and contributions to the American Revolution. Once the research has been
completed, the students will choose how the information can be presented
with the following options: videotaping the impersonation of the historical
figure; using a Prezi or PowerPoint discussing the life and contributions of the
revolutionary; publishing a blog or website; comparing or contrasting in
writing a couple of the people discussed during the lecture; creating a
collage of information and pictures of the person assigned; or writing a song
about the assigned historical person.
Step 3 Two Key Components Learning Through Teaching and Published
Discussions
The students will not only be choosing the product in which to display the
information, but they will be teaching what they have learned to their fellow
classmates in learning centers. Additionally, they will answer questions
through a threaded discussion on the Learning Management System called
Canvas.
Step 4 Mini-Lessons
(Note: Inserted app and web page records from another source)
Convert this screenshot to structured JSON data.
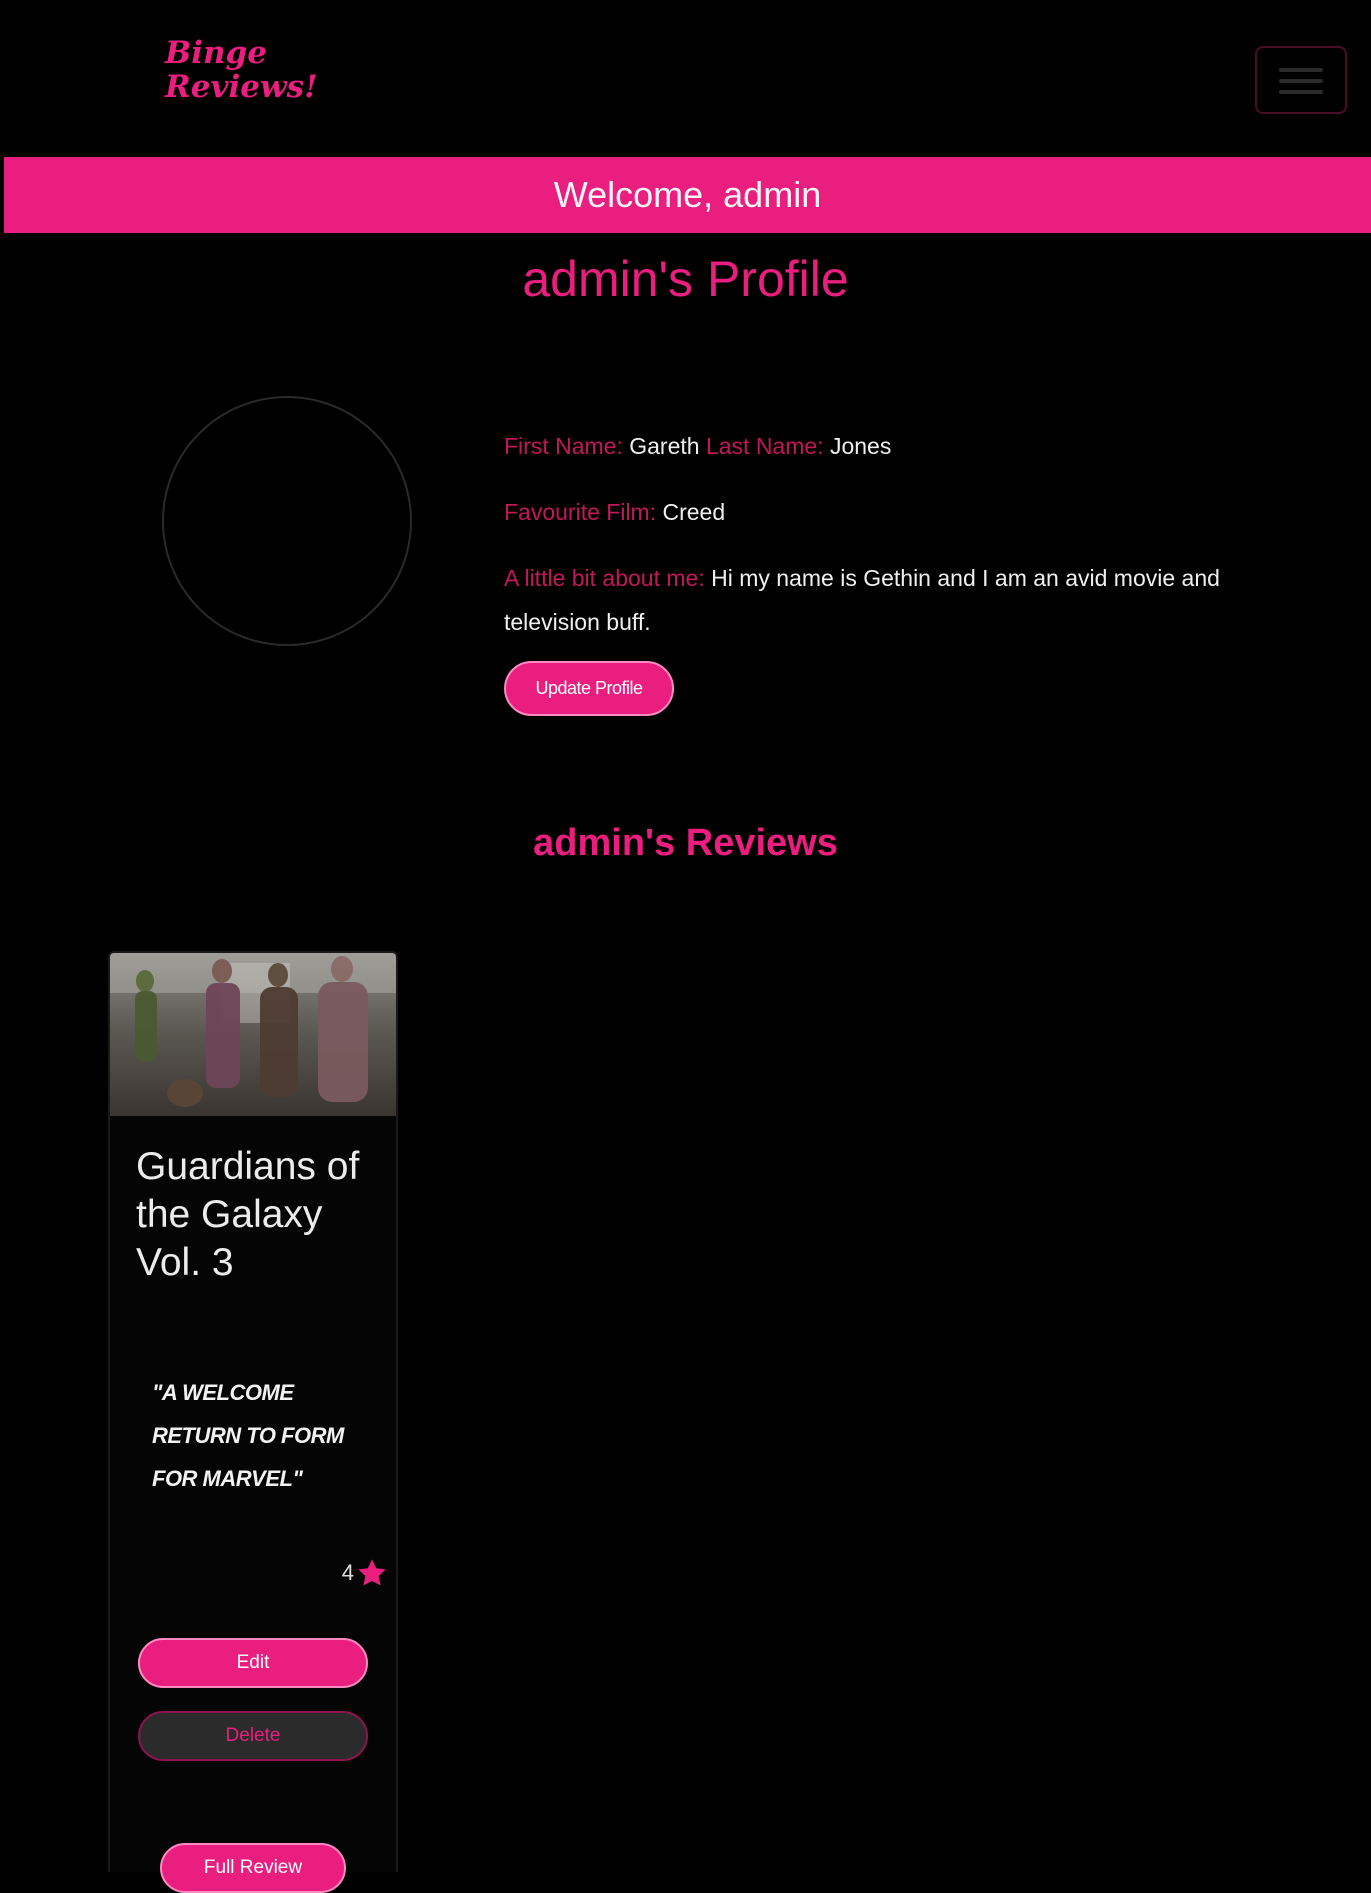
{
  "navbar": {
    "brand_line1": "Binge",
    "brand_line2": "Reviews!",
    "menu_icon": "hamburger-icon"
  },
  "banner": {
    "welcome": "Welcome, admin"
  },
  "profile": {
    "title": "admin's Profile",
    "first_name_label": "First Name:",
    "first_name": "Gareth",
    "last_name_label": "Last Name:",
    "last_name": "Jones",
    "favourite_film_label": "Favourite Film:",
    "favourite_film": "Creed",
    "about_label": "A little bit about me:",
    "about": "Hi my name is Gethin and I am an avid movie and television buff.",
    "update_button": "Update Profile"
  },
  "reviews": {
    "title": "admin's Reviews",
    "items": [
      {
        "title": "Guardians of the Galaxy Vol. 3",
        "quote": "\"A WELCOME RETURN TO FORM FOR MARVEL\"",
        "rating": "4",
        "edit_button": "Edit",
        "delete_button": "Delete",
        "full_review_button": "Full Review"
      }
    ]
  },
  "colors": {
    "accent": "#e91e7f",
    "label": "#c2185b",
    "background": "#000000"
  }
}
The advanced students must take what they have learned from class and
through their project and connect it to a social or cultural issue in present
society. They can answer questions such as: How would your historical figure
react to a certain social or cultural issue today? What factors in todays
society would warrant a revolution? They may address these questions in
the discussion thread as well as in a general group discussion during their
learning station time.
The average students may address questions such as the following: Where
would the United States be if the revolutionaries did not speak out against
Great Britain? Why may it be important to address injustices in society? This
group would also address these questions through a threaded discussion
using Canvas. Additionally, they would use these questions as teaching
moments during the learning centers.
The struggling students could review the basic information on the life and
contributions of the historical figures to the American Revolution. They could
possibly answer a question such as: Explain what Abigail Adams was most
known for, and why is she considered an American patriot? What speech did
Patrick Henry give, and what was its significance in reference to the
American Revolution?
Conclusive Wrap-Up
Students have many obstacles that affect their learning. Some of them
include outside factors that teachers cannot control; however, there are
factors that can be controlled and utilized in order to ensure successful

learning. In the above lesson plan, differentiated instruction was utilized


based on multiple intelligences as well as different levels of student ability.
Since the use of technology is a skill that 21st century learners need to be
familiar with, this lesson combines a learning management system with
student choice, skill level and multiple intelligence. These three formats can
address a variety of student needs, and can help students find their passion
for life-long learning.

References:
Beam, A. P. (2009). Standards-based differentiation: Identifying the concept
of multiple
intelligence for use with students with disabilities. TEACHING
Exceptional Children Plus, 5(4), 2-13.

De Jesus, O. N. (2012). Differentiated instruction: Can differentiated


instruction provide success
for all learners? National Teacher Education Journal, 5(3), 5-11.
Lynch, S., & Warner, L. (2008). Creating lesson plans for all learners. Kappa
Delta Pi Record,
45(1), 10-15.
Mills, J. d. (2015). Learning Management Systems Must Evolve to Curb
Student
Attrition. Journal Of Applied Learning Technology, 5(4), 41-45.